__Input records__
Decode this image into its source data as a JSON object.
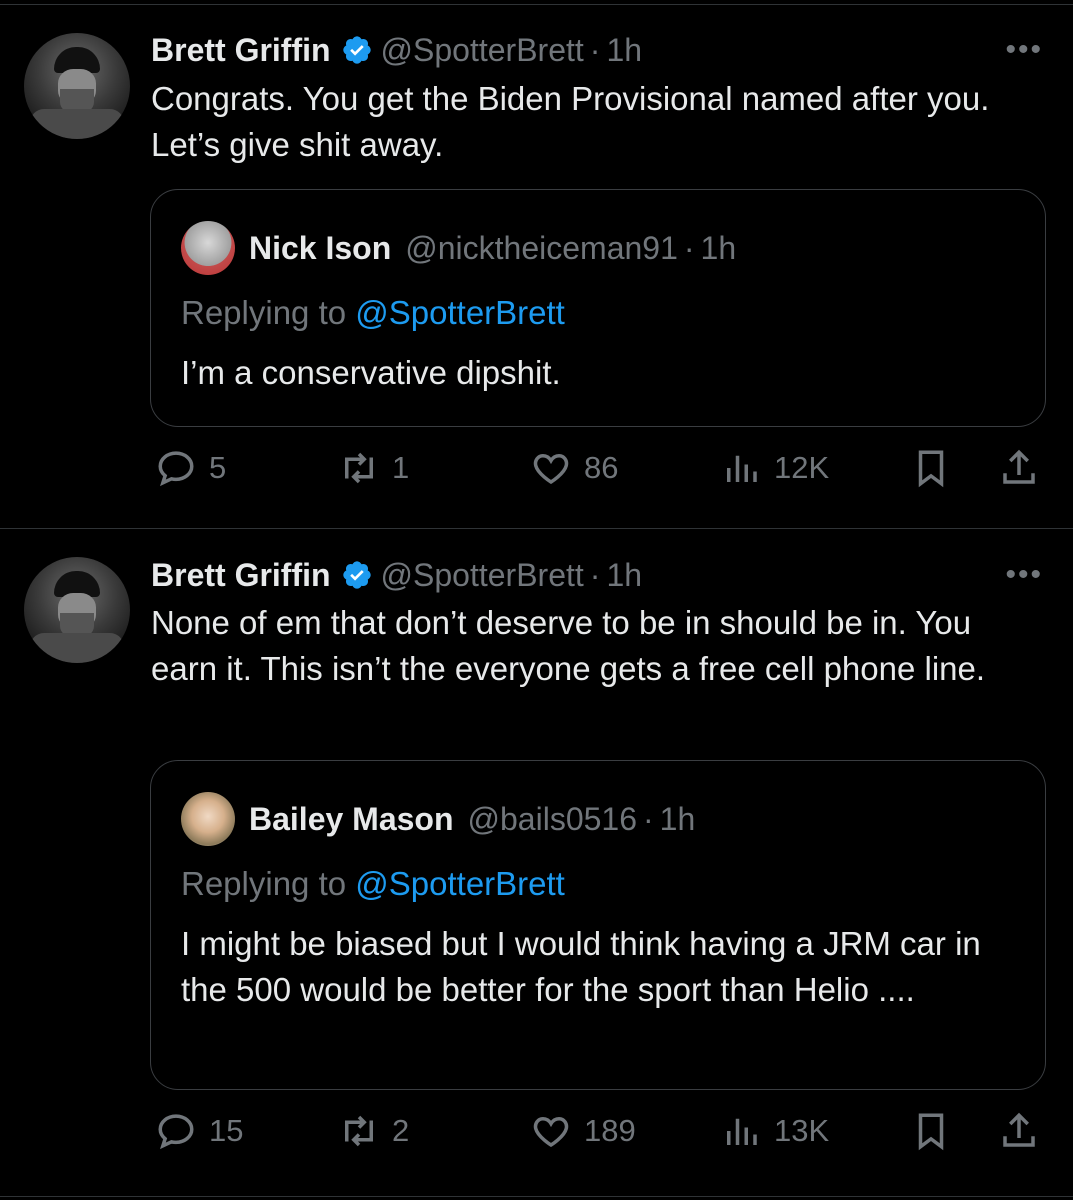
{
  "posts": [
    {
      "author": "Brett Griffin",
      "handle": "@SpotterBrett",
      "separator": "·",
      "time": "1h",
      "more": "•••",
      "text": "Congrats. You get the Biden Provisional named after you. Let’s give shit away.",
      "quote": {
        "author": "Nick Ison",
        "handle": "@nicktheiceman91",
        "time": "1h",
        "replying_prefix": "Replying to ",
        "replying_mention": "@SpotterBrett",
        "text": "I’m a conservative dipshit."
      },
      "stats": {
        "replies": "5",
        "reposts": "1",
        "likes": "86",
        "views": "12K"
      }
    },
    {
      "author": "Brett Griffin",
      "handle": "@SpotterBrett",
      "separator": "·",
      "time": "1h",
      "more": "•••",
      "text": "None of em that don’t deserve to be in should be in. You earn it. This isn’t the everyone gets a free cell phone line.",
      "quote": {
        "author": "Bailey Mason",
        "handle": "@bails0516",
        "time": "1h",
        "replying_prefix": "Replying to ",
        "replying_mention": "@SpotterBrett",
        "text": "I might be biased but I would think having a JRM car in the 500 would be better for the sport than Helio ...."
      },
      "stats": {
        "replies": "15",
        "reposts": "2",
        "likes": "189",
        "views": "13K"
      }
    }
  ],
  "colors": {
    "background": "#000000",
    "text": "#e7e9ea",
    "muted": "#71767b",
    "accent": "#1d9bf0",
    "border": "#2f3336"
  },
  "icons": [
    "verified-badge-icon",
    "more-icon",
    "reply-icon",
    "repost-icon",
    "like-icon",
    "views-icon",
    "bookmark-icon",
    "share-icon"
  ]
}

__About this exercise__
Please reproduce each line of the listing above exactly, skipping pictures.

__Result below__
Decode this image into its source data as a JSON object.
{
  "posts": [
    {
      "author": "Brett Griffin",
      "handle": "@SpotterBrett",
      "separator": "·",
      "time": "1h",
      "more": "•••",
      "text": "Congrats. You get the Biden Provisional named after you. Let’s give shit away.",
      "quote": {
        "author": "Nick Ison",
        "handle": "@nicktheiceman91",
        "time": "1h",
        "replying_prefix": "Replying to ",
        "replying_mention": "@SpotterBrett",
        "text": "I’m a conservative dipshit."
      },
      "stats": {
        "replies": "5",
        "reposts": "1",
        "likes": "86",
        "views": "12K"
      }
    },
    {
      "author": "Brett Griffin",
      "handle": "@SpotterBrett",
      "separator": "·",
      "time": "1h",
      "more": "•••",
      "text": "None of em that don’t deserve to be in should be in. You earn it. This isn’t the everyone gets a free cell phone line.",
      "quote": {
        "author": "Bailey Mason",
        "handle": "@bails0516",
        "time": "1h",
        "replying_prefix": "Replying to ",
        "replying_mention": "@SpotterBrett",
        "text": "I might be biased but I would think having a JRM car in the 500 would be better for the sport than Helio ...."
      },
      "stats": {
        "replies": "15",
        "reposts": "2",
        "likes": "189",
        "views": "13K"
      }
    }
  ],
  "colors": {
    "background": "#000000",
    "text": "#e7e9ea",
    "muted": "#71767b",
    "accent": "#1d9bf0",
    "border": "#2f3336"
  },
  "icons": [
    "verified-badge-icon",
    "more-icon",
    "reply-icon",
    "repost-icon",
    "like-icon",
    "views-icon",
    "bookmark-icon",
    "share-icon"
  ]
}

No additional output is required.